_What the task requires_. Retype the entries in full.

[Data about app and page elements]
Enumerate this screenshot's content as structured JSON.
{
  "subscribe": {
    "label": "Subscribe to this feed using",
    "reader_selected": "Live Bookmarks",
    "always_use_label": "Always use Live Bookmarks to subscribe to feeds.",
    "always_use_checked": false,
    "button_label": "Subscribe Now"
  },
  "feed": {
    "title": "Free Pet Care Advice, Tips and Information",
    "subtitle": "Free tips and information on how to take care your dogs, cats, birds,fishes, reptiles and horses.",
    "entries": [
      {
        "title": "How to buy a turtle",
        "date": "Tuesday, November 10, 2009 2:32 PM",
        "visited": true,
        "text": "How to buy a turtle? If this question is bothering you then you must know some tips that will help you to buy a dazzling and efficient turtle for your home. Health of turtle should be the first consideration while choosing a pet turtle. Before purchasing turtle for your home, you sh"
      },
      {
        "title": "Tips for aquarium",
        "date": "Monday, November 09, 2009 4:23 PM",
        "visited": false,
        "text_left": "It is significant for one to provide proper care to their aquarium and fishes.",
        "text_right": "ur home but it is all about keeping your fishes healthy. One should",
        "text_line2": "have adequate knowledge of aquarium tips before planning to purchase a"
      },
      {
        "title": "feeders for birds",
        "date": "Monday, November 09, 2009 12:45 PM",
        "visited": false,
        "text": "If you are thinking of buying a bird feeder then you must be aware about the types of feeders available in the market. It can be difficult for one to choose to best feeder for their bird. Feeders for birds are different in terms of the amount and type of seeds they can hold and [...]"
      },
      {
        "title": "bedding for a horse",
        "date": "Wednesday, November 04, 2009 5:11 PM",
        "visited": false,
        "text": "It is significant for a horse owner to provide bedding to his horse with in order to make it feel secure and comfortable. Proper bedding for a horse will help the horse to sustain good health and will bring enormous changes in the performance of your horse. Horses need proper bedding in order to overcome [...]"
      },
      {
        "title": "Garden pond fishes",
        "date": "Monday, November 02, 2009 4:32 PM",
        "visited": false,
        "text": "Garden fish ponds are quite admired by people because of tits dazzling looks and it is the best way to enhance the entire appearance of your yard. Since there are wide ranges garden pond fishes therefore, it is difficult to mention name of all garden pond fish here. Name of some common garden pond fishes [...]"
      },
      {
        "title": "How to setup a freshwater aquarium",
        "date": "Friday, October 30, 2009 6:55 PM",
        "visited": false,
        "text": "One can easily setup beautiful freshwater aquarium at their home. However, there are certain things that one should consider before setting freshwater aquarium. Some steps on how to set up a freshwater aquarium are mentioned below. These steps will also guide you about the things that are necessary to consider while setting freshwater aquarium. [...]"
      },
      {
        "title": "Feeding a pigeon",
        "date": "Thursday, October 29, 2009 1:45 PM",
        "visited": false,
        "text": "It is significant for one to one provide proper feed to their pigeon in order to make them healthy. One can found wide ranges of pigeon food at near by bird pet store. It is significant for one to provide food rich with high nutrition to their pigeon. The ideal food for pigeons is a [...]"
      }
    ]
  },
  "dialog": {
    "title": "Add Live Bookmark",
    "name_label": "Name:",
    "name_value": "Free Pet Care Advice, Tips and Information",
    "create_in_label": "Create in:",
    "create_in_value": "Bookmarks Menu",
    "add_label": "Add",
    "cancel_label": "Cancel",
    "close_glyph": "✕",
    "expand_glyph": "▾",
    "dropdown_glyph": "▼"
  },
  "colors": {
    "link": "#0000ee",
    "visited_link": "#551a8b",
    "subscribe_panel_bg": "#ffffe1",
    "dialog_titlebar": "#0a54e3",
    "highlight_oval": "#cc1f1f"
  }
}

_Response to this task_.
Enumerate this screenshot's content as structured JSON.
{
  "subscribe": {
    "label": "Subscribe to this feed using",
    "reader_selected": "Live Bookmarks",
    "always_use_label": "Always use Live Bookmarks to subscribe to feeds.",
    "always_use_checked": false,
    "button_label": "Subscribe Now"
  },
  "feed": {
    "title": "Free Pet Care Advice, Tips and Information",
    "subtitle": "Free tips and information on how to take care your dogs, cats, birds,fishes, reptiles and horses.",
    "entries": [
      {
        "title": "How to buy a turtle",
        "date": "Tuesday, November 10, 2009 2:32 PM",
        "visited": true,
        "text": "How to buy a turtle? If this question is bothering you then you must know some tips that will help you to buy a dazzling and efficient turtle for your home. Health of turtle should be the first consideration while choosing a pet turtle. Before purchasing turtle for your home, you sh"
      },
      {
        "title": "Tips for aquarium",
        "date": "Monday, November 09, 2009 4:23 PM",
        "visited": false,
        "text_left": "It is significant for one to provide proper care to their aquarium and fishes.",
        "text_right": "ur home but it is all about keeping your fishes healthy. One should",
        "text_line2": "have adequate knowledge of aquarium tips before planning to purchase a"
      },
      {
        "title": "feeders for birds",
        "date": "Monday, November 09, 2009 12:45 PM",
        "visited": false,
        "text": "If you are thinking of buying a bird feeder then you must be aware about the types of feeders available in the market. It can be difficult for one to choose to best feeder for their bird. Feeders for birds are different in terms of the amount and type of seeds they can hold and [...]"
      },
      {
        "title": "bedding for a horse",
        "date": "Wednesday, November 04, 2009 5:11 PM",
        "visited": false,
        "text": "It is significant for a horse owner to provide bedding to his horse with in order to make it feel secure and comfortable. Proper bedding for a horse will help the horse to sustain good health and will bring enormous changes in the performance of your horse. Horses need proper bedding in order to overcome [...]"
      },
      {
        "title": "Garden pond fishes",
        "date": "Monday, November 02, 2009 4:32 PM",
        "visited": false,
        "text": "Garden fish ponds are quite admired by people because of tits dazzling looks and it is the best way to enhance the entire appearance of your yard. Since there are wide ranges garden pond fishes therefore, it is difficult to mention name of all garden pond fish here. Name of some common garden pond fishes [...]"
      },
      {
        "title": "How to setup a freshwater aquarium",
        "date": "Friday, October 30, 2009 6:55 PM",
        "visited": false,
        "text": "One can easily setup beautiful freshwater aquarium at their home. However, there are certain things that one should consider before setting freshwater aquarium. Some steps on how to set up a freshwater aquarium are mentioned below. These steps will also guide you about the things that are necessary to consider while setting freshwater aquarium. [...]"
      },
      {
        "title": "Feeding a pigeon",
        "date": "Thursday, October 29, 2009 1:45 PM",
        "visited": false,
        "text": "It is significant for one to one provide proper feed to their pigeon in order to make them healthy. One can found wide ranges of pigeon food at near by bird pet store. It is significant for one to provide food rich with high nutrition to their pigeon. The ideal food for pigeons is a [...]"
      }
    ]
  },
  "dialog": {
    "title": "Add Live Bookmark",
    "name_label": "Name:",
    "name_value": "Free Pet Care Advice, Tips and Information",
    "create_in_label": "Create in:",
    "create_in_value": "Bookmarks Menu",
    "add_label": "Add",
    "cancel_label": "Cancel",
    "close_glyph": "✕",
    "expand_glyph": "▾",
    "dropdown_glyph": "▼"
  },
  "colors": {
    "link": "#0000ee",
    "visited_link": "#551a8b",
    "subscribe_panel_bg": "#ffffe1",
    "dialog_titlebar": "#0a54e3",
    "highlight_oval": "#cc1f1f"
  }
}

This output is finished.